### THE INPUT
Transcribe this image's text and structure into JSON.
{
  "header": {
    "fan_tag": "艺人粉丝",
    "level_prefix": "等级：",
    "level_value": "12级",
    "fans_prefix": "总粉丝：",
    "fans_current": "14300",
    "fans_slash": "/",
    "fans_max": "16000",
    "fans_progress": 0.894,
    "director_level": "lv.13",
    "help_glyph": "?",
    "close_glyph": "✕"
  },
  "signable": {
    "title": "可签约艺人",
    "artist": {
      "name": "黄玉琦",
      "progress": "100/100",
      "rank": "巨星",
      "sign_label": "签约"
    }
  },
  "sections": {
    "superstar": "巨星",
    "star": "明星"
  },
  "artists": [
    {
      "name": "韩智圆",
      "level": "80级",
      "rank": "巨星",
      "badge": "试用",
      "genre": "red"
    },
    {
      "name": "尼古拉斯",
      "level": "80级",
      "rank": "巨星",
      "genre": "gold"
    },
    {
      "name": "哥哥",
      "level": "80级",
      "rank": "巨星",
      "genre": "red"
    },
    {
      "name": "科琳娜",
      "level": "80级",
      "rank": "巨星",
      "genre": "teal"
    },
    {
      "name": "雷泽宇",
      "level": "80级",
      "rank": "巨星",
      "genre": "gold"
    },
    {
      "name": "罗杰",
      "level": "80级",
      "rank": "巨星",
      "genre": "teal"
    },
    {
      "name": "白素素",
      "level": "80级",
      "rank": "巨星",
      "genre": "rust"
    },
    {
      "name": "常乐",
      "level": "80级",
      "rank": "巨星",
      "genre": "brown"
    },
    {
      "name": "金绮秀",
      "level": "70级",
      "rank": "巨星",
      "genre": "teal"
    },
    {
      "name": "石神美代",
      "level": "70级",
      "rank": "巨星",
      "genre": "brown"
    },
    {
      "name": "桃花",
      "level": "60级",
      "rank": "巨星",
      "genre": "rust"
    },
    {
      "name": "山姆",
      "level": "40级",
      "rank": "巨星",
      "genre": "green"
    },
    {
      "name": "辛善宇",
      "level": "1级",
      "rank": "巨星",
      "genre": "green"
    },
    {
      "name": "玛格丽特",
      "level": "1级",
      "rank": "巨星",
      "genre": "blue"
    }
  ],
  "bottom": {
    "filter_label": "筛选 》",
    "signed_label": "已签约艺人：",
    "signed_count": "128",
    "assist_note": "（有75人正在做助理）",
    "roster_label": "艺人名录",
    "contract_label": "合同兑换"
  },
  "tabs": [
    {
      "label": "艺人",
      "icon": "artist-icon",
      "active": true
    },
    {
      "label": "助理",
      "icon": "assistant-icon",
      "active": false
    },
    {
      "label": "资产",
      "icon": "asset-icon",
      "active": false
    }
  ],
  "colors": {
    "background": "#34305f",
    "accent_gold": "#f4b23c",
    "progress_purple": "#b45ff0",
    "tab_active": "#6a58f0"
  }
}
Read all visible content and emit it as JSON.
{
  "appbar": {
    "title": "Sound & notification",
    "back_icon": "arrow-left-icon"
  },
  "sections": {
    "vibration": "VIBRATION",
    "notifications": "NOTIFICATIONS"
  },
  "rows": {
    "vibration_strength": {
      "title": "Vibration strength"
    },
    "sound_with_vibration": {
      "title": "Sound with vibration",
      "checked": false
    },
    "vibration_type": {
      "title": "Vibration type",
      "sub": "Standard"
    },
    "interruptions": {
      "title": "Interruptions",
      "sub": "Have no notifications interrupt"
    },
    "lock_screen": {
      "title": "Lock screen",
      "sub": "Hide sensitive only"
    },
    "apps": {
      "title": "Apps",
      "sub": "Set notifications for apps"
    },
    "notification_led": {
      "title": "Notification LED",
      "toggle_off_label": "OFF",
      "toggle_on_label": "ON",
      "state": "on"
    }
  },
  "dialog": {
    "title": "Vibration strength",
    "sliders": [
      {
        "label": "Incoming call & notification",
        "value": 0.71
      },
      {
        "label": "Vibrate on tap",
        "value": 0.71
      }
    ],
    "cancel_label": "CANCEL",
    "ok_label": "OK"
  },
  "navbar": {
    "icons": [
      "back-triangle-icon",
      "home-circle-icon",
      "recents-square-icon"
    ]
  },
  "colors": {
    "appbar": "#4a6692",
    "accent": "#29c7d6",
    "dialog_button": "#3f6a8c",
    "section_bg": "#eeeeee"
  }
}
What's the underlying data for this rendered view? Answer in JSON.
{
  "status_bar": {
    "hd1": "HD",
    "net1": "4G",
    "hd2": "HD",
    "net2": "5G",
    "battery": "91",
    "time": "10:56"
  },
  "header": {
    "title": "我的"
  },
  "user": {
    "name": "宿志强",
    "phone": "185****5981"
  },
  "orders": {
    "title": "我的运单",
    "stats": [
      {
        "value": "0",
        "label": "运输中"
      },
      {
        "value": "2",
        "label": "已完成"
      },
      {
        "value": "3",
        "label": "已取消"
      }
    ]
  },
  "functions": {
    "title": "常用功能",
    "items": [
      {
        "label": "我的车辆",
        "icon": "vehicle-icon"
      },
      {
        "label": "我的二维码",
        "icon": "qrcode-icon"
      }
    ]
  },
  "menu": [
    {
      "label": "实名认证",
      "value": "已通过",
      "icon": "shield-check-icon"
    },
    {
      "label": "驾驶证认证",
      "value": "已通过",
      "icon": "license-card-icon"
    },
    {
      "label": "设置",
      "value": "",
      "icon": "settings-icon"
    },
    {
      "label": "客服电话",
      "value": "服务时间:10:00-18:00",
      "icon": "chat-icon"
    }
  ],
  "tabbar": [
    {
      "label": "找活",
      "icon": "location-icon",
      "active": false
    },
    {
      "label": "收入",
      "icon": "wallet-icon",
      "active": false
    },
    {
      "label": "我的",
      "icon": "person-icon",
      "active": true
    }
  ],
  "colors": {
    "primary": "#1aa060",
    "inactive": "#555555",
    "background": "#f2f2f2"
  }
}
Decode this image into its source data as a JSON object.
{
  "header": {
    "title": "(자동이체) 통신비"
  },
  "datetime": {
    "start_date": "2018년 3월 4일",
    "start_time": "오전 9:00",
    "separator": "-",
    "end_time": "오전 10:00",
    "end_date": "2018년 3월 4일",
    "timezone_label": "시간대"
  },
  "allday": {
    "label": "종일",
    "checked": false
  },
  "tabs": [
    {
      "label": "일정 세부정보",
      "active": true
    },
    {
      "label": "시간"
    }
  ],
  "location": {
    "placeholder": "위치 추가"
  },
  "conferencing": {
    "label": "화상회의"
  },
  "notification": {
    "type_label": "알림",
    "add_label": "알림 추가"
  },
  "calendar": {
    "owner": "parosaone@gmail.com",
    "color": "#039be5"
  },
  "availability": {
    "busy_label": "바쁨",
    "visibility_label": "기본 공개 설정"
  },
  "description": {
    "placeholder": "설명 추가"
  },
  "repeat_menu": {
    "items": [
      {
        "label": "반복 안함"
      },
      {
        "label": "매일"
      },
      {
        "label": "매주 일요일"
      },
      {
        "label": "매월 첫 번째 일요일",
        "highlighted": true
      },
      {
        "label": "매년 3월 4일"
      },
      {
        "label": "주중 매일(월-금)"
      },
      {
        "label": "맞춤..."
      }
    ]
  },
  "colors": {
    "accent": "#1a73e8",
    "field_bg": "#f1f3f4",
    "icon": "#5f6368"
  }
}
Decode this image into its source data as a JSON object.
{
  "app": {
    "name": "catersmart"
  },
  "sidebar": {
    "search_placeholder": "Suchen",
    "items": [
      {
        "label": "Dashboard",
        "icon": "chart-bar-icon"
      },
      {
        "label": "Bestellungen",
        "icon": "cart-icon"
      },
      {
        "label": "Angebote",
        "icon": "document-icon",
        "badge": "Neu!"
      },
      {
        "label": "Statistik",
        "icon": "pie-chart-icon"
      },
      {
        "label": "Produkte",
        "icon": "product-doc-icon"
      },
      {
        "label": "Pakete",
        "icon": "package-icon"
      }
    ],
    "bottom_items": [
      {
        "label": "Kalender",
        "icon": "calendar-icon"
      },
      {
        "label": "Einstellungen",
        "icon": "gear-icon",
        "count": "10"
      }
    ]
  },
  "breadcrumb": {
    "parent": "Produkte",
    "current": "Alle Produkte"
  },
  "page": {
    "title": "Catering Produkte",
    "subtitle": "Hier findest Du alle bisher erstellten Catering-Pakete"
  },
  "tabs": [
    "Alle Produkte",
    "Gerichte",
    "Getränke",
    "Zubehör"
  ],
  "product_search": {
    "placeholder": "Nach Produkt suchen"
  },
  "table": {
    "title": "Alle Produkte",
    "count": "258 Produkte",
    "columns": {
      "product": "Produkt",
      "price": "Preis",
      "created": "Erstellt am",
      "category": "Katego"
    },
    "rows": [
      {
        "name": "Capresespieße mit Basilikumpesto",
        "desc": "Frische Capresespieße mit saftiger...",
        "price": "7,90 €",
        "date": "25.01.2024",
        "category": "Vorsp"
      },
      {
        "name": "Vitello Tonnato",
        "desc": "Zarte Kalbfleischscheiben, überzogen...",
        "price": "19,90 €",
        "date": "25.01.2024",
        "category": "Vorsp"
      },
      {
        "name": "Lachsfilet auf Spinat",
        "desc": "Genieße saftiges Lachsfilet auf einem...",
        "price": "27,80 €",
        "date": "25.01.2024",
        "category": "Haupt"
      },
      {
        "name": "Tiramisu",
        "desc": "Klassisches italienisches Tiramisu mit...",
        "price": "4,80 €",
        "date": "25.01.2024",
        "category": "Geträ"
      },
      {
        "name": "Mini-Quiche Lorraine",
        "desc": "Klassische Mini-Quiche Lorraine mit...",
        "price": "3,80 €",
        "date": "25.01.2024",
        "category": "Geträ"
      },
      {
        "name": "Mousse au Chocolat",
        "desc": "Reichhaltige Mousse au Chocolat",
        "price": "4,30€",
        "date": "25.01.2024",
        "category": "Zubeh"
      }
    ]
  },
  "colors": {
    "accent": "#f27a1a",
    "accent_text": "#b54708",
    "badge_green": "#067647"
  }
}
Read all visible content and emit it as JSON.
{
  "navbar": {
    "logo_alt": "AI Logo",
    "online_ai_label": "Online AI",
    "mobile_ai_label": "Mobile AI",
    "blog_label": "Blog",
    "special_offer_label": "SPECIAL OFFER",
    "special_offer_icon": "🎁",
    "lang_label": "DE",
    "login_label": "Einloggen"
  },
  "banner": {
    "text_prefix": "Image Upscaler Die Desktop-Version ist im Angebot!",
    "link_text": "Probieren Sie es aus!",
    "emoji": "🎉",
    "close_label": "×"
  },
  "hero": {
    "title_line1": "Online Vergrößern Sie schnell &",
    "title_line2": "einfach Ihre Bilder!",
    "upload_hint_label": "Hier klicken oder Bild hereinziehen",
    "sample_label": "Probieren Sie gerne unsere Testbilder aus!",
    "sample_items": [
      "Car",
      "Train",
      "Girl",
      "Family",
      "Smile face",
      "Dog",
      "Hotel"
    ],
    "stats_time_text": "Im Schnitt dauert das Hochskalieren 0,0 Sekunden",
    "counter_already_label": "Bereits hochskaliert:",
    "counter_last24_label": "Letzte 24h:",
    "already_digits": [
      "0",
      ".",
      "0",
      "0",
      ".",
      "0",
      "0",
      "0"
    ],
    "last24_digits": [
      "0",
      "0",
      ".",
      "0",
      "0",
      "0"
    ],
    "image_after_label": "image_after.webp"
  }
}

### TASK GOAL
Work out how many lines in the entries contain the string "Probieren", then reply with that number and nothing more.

### RESPONSE BELOW
2